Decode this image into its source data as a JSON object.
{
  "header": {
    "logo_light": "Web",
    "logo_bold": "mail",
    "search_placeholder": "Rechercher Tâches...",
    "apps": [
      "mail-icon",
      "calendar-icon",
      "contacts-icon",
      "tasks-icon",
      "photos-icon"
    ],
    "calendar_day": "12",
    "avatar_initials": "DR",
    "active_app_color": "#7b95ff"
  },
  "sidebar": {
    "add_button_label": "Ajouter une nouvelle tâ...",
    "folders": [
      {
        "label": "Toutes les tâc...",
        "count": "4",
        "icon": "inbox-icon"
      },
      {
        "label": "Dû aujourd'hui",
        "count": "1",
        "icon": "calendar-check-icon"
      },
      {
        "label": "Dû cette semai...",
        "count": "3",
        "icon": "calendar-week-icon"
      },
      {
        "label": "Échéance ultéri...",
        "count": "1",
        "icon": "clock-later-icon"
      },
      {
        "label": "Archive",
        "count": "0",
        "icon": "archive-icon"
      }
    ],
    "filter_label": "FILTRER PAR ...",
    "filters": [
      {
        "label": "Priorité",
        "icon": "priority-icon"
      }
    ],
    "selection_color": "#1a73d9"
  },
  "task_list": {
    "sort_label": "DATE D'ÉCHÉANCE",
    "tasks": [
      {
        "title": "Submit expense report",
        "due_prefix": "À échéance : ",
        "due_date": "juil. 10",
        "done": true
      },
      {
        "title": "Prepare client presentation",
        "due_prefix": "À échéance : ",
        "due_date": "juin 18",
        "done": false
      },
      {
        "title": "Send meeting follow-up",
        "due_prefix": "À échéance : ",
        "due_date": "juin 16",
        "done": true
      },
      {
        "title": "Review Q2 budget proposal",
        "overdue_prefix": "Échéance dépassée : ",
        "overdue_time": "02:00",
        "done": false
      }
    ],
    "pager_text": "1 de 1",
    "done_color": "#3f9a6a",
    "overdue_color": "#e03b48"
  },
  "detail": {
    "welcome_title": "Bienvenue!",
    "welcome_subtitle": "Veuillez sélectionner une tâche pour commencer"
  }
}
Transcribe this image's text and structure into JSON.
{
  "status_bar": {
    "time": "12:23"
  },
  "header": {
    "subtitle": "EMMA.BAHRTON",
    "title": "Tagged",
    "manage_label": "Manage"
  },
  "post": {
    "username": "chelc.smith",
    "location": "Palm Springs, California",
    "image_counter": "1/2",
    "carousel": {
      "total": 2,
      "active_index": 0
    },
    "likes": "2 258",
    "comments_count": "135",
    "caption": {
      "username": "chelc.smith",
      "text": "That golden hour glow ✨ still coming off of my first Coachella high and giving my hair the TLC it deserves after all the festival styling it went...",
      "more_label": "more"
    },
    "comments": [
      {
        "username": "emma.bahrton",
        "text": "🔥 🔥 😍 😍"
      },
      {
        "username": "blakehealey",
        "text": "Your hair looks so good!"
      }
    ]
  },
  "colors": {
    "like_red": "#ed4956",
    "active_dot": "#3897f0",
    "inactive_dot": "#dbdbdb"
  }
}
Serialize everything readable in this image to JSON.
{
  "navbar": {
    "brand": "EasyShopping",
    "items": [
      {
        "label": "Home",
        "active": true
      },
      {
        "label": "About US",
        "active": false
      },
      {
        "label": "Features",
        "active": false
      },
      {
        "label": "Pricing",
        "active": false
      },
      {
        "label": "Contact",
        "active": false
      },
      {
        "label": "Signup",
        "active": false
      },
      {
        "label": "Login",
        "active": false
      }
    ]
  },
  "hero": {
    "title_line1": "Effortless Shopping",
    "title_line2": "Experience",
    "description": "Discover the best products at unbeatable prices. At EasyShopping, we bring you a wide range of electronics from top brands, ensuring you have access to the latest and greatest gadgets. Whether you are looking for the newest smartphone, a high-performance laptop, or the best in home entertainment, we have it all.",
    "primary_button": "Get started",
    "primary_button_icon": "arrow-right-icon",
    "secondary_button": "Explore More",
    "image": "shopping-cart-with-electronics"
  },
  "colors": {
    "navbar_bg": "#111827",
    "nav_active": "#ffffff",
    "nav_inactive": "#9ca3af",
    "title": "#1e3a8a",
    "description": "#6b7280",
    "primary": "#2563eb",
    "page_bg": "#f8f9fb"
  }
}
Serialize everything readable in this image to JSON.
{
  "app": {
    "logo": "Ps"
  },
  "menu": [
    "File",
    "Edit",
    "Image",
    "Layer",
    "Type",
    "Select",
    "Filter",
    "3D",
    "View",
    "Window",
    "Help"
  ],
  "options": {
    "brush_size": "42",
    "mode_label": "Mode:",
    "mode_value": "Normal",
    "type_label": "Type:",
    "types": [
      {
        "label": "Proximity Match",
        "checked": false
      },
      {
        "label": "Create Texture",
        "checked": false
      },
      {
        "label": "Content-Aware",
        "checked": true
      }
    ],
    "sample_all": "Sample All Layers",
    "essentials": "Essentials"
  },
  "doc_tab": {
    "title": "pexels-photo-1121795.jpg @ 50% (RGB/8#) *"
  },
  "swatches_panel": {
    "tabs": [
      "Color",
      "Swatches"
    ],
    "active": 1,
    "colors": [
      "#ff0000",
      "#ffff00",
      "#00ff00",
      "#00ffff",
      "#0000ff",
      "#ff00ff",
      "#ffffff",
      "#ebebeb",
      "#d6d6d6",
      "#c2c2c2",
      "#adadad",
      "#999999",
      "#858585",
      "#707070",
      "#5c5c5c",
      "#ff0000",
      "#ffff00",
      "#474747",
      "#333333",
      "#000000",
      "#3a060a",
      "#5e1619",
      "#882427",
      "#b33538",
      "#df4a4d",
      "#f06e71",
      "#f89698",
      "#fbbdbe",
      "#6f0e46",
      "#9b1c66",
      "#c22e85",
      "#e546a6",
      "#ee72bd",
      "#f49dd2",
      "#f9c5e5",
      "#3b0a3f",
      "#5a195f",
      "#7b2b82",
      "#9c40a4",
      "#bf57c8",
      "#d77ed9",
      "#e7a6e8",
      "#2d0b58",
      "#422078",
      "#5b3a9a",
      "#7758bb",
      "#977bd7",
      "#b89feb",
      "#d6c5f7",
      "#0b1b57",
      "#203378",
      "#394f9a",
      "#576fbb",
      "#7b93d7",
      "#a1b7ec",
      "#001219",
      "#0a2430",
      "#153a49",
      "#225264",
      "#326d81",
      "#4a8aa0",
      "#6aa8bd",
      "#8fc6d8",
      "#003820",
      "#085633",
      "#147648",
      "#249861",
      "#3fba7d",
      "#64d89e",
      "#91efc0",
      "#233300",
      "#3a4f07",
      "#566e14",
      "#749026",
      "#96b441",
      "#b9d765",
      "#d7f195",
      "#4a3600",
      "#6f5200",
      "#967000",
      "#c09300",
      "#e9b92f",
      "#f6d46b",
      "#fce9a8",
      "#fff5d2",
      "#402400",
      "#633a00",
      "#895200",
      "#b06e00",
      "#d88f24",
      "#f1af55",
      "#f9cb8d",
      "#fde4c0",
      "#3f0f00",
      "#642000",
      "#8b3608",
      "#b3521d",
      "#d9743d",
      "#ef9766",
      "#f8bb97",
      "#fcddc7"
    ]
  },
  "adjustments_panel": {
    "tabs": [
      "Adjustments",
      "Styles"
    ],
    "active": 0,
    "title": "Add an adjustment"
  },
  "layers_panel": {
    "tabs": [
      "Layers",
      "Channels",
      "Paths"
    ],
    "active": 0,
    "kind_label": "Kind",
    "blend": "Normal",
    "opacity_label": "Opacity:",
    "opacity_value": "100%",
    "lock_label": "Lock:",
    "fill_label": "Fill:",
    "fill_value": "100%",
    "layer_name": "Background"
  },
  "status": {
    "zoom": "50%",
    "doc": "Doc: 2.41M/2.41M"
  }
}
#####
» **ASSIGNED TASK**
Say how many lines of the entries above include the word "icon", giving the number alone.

» **YOUR RESPONSE**
12